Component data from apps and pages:
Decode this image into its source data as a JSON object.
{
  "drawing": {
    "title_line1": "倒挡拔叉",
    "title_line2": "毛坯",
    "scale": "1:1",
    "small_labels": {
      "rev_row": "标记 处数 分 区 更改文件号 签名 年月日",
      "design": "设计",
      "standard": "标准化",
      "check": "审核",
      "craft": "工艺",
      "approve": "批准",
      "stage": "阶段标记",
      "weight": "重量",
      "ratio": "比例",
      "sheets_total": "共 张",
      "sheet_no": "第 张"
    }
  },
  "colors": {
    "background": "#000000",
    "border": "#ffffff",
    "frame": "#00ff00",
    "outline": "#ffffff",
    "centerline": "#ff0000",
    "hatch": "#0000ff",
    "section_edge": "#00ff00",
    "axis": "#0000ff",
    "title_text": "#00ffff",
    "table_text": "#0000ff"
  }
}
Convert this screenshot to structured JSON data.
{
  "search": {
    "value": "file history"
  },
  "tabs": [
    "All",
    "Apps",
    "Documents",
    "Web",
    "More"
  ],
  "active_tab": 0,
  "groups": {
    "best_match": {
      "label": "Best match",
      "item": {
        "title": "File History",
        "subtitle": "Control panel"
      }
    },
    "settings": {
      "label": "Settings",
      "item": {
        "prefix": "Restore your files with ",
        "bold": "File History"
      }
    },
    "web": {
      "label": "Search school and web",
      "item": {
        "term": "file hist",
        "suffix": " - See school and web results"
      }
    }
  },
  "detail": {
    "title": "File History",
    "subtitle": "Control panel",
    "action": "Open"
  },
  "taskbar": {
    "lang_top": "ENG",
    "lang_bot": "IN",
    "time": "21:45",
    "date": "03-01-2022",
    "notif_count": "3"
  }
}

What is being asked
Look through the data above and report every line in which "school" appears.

Solution below
      "label": "Search school and web",
        "suffix": " - See school and web results"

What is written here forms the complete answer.